An Alaska Airlines Boeing 737 Max 9 suffered a “pressurisation issue” after a window and parts of the fuselage blew out shortly after take-off. 

The incident occurred shortly after the aircraft (N704AL) departed Portland, Oregon on 5 January as flight 1282 bound for Ontario, California. 

Screenshot 2024-01-06 at 1.46.28 PM

Source: Screengrab via social media

Social media footage shows a part of the Alaska Airlines 737 Max’s wall missing.

According to flight tracking data, the aircraft, which was carrying 171 passengers and six crew members, took off from Portland at around 17:06 local time, reaching a maximum altitude of around 16,300ft. It made an emergency landing back at Portland at around 17:26. 

Alaska says the aircraft landed safely and that there were no reports of injuries. It adds: “The safety of our guests and employees is always our primary priority, so while this type of occurrence is rare, our flight crew was trained and prepared to safely manage the situation.” 

Social media footage shows a chunk of the aircraft’s left side wall missing, with oxygen masks deployed. Local media footage suggest it was the aircraft’s deactivated mid-aft door that blew out. 

In separate statements, the US Federal Aviation Administration (FAA) and National Transportation Safety Board (NTSB) are investigating the incident. 

The FAA adds that the aircraft “returned safely…after the crew reported a pressurisation issue”. 

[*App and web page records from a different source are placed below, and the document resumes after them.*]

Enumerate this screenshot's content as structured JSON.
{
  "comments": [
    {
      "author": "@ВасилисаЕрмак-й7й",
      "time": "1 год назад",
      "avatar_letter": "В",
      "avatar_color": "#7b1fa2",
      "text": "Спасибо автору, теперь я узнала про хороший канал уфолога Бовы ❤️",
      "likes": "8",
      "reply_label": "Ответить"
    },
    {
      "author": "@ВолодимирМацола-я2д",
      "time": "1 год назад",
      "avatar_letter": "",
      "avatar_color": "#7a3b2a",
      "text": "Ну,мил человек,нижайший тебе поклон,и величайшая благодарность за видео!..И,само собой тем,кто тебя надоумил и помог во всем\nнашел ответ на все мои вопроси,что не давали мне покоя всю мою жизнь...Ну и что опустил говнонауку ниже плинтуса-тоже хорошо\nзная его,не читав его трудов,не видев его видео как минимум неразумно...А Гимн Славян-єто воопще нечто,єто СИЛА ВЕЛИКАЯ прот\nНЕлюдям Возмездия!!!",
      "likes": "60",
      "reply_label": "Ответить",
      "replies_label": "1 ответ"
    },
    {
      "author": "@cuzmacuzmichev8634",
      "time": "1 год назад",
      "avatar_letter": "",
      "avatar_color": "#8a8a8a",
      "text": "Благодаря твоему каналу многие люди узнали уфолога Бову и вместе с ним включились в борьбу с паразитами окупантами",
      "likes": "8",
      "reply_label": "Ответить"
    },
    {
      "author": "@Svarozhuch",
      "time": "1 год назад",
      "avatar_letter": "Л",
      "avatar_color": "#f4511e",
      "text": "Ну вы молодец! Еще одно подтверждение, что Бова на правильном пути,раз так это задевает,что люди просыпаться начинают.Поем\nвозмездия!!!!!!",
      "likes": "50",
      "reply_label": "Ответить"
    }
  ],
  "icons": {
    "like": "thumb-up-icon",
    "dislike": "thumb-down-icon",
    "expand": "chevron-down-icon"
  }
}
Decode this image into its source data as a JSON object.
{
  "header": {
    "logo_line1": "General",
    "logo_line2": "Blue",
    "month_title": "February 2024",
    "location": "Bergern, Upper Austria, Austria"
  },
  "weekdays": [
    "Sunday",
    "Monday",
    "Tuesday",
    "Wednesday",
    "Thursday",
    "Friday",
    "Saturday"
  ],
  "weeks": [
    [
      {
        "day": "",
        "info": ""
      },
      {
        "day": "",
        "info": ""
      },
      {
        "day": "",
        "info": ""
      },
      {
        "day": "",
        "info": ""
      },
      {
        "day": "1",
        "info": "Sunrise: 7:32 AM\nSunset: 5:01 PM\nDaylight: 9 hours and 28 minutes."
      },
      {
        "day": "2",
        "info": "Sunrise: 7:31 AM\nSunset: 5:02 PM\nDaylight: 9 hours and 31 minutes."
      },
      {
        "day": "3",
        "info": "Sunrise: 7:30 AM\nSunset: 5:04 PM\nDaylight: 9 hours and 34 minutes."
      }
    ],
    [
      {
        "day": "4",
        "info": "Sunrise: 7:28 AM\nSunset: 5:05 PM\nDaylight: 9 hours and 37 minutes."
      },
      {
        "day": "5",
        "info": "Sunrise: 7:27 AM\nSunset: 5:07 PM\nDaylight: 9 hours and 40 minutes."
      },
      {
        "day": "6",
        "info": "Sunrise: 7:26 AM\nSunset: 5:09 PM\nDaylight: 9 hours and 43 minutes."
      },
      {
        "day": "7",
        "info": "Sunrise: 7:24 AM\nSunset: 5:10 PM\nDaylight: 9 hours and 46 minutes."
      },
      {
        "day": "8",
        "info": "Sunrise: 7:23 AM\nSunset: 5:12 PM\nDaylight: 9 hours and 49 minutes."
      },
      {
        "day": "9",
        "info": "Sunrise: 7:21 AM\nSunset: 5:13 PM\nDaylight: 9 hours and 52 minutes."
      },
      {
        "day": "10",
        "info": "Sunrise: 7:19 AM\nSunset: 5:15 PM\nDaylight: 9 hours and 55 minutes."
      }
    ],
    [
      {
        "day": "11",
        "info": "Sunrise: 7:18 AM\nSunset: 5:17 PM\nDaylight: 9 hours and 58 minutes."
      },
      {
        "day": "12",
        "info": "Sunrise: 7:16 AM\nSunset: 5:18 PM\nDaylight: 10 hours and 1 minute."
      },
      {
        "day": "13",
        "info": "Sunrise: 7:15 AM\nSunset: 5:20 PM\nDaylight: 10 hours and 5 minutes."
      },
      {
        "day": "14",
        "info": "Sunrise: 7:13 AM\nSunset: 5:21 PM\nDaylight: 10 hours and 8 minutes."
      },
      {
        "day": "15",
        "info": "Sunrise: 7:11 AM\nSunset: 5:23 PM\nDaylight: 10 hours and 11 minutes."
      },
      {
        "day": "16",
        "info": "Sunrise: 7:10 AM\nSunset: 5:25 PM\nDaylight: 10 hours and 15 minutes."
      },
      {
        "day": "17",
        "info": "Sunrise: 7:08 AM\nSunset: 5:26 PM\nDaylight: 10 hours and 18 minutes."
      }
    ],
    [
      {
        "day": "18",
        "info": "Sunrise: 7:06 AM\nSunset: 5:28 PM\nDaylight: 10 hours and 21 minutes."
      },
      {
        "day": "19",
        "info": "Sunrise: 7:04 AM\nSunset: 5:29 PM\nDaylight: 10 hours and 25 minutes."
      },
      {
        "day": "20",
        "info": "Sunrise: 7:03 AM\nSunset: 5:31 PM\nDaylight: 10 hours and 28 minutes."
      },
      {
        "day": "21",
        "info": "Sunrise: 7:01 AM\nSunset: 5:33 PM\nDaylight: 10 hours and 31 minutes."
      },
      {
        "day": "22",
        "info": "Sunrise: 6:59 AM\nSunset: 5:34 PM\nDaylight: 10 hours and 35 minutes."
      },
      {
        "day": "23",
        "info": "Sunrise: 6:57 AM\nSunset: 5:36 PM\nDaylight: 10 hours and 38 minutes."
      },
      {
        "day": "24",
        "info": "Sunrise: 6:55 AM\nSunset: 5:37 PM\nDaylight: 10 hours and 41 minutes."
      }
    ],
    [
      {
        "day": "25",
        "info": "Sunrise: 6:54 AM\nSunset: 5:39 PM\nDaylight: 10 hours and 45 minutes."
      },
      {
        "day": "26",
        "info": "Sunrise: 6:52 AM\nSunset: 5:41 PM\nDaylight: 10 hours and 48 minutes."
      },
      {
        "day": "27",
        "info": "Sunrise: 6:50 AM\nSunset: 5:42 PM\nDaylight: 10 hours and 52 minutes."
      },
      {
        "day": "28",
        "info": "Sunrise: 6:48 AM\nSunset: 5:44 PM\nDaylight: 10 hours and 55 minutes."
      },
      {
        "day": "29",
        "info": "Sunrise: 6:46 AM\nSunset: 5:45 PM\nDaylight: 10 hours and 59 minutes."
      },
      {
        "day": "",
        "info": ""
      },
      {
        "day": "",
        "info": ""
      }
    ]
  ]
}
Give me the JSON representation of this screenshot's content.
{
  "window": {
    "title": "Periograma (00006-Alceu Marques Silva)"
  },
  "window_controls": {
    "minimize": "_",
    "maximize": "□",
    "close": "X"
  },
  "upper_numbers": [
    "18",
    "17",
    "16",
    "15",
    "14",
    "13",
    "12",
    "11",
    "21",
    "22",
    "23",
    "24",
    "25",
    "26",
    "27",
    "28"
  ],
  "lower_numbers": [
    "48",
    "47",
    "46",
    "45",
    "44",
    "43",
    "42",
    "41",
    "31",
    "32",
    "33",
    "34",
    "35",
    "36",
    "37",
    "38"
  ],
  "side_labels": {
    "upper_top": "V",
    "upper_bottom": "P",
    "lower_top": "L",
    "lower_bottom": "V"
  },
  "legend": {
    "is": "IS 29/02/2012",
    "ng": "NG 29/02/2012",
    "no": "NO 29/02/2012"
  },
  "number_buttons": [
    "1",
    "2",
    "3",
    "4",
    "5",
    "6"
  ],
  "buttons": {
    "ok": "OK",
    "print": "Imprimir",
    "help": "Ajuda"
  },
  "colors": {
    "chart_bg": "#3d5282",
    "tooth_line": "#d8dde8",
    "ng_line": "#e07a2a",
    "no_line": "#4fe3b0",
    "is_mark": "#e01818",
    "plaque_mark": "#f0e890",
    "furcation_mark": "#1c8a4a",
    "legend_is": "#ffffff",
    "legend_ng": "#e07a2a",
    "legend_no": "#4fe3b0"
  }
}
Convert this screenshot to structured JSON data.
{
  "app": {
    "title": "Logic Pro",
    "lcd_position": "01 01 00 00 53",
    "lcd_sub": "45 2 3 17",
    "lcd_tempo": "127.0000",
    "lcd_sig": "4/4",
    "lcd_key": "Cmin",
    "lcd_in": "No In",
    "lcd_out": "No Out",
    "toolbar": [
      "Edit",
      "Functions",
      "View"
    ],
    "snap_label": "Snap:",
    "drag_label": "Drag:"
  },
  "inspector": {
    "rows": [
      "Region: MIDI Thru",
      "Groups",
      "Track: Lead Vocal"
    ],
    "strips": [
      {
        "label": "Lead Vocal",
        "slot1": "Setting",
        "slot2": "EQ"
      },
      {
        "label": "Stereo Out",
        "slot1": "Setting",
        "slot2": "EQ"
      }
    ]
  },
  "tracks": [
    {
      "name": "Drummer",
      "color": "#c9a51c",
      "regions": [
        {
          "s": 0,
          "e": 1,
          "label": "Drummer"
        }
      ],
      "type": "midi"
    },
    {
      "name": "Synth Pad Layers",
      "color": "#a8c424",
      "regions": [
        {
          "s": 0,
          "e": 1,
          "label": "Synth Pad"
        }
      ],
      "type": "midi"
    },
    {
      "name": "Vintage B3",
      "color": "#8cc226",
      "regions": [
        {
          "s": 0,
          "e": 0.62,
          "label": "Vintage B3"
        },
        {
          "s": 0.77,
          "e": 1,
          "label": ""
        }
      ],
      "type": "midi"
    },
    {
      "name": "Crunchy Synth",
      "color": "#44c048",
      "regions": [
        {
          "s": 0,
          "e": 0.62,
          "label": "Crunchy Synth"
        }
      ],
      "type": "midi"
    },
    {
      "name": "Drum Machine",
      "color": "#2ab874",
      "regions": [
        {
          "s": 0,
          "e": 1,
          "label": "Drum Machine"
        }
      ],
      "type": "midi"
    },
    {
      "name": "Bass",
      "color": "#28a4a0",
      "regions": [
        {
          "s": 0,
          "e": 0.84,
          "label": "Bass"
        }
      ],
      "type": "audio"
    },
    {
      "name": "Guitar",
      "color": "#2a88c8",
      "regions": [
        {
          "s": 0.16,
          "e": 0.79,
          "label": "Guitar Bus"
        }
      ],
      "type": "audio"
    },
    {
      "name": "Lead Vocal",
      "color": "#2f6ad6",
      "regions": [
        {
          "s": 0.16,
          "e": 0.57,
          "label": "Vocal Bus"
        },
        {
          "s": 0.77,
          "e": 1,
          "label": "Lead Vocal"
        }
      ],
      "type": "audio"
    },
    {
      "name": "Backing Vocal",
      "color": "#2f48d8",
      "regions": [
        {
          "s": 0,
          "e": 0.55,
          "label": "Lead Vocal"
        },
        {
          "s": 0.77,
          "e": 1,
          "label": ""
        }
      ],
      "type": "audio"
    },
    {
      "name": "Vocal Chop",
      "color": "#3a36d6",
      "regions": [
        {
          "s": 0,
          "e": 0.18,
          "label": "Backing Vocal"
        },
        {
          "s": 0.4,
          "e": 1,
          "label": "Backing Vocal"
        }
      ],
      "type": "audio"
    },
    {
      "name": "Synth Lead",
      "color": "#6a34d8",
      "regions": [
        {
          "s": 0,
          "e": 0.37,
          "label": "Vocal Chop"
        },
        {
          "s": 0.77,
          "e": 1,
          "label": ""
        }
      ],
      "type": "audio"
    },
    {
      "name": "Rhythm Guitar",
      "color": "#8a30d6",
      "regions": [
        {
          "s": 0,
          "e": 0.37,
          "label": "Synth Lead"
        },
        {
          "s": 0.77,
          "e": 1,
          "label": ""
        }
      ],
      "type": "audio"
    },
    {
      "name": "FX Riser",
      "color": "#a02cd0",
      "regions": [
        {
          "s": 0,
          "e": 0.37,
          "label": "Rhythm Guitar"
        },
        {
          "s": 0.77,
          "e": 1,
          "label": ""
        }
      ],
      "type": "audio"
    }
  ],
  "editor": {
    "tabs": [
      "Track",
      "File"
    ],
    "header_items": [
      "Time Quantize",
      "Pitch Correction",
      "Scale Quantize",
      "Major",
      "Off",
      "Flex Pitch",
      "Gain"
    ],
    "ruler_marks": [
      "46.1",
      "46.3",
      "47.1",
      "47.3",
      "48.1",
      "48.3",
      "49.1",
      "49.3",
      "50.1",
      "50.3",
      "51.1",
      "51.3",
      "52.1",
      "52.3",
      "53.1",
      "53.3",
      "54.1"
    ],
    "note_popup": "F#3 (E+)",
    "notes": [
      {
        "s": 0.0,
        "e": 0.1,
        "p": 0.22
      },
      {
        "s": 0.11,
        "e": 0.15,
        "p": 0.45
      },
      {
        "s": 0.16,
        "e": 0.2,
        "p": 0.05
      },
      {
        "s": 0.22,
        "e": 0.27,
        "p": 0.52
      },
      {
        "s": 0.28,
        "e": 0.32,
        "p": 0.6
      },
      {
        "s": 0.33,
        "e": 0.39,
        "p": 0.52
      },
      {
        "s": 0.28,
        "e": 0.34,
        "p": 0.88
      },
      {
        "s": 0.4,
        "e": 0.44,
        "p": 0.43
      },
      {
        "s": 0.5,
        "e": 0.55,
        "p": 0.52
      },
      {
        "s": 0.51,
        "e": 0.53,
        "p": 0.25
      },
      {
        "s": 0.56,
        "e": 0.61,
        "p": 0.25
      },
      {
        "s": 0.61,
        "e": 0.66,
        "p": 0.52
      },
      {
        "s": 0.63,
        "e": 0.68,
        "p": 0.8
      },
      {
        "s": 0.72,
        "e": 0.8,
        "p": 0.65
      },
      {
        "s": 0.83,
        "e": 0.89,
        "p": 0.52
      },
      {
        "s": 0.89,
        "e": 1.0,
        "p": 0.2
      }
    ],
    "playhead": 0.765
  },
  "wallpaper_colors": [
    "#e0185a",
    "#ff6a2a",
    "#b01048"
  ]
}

Boeing says it is “working to gather more information” and is contact with Alaska. The airframer adds: “A Boeing technical team stands ready to support the investigation.” 

According to Cirium fleets data, the aircraft (MSN67501) is less than three months old, having been delivered to Alaska in mid-October 2023. The jet, which seats 178 passengers, is powered by two CFM International Leap-1B28 engines. 


Source: Creative Commons

Alaska Airlines has 65 737 Max 9s in service.

Alaska has a fleet of 65 Max 9s in service, with another 27 examples on order. The airline also has a sole Max 8 in service, as well as commitments for nine Max 8s and 43 Max 10s. 

The incident comes about a week after Boeing urged airlines to inspect 737 Max jets for a potentially loose bolt in the type’s rudder control system. The FAA, which is closely monitoring the inspections, said it would consider taking further actions “based on any discovery of loose or missing hardware”.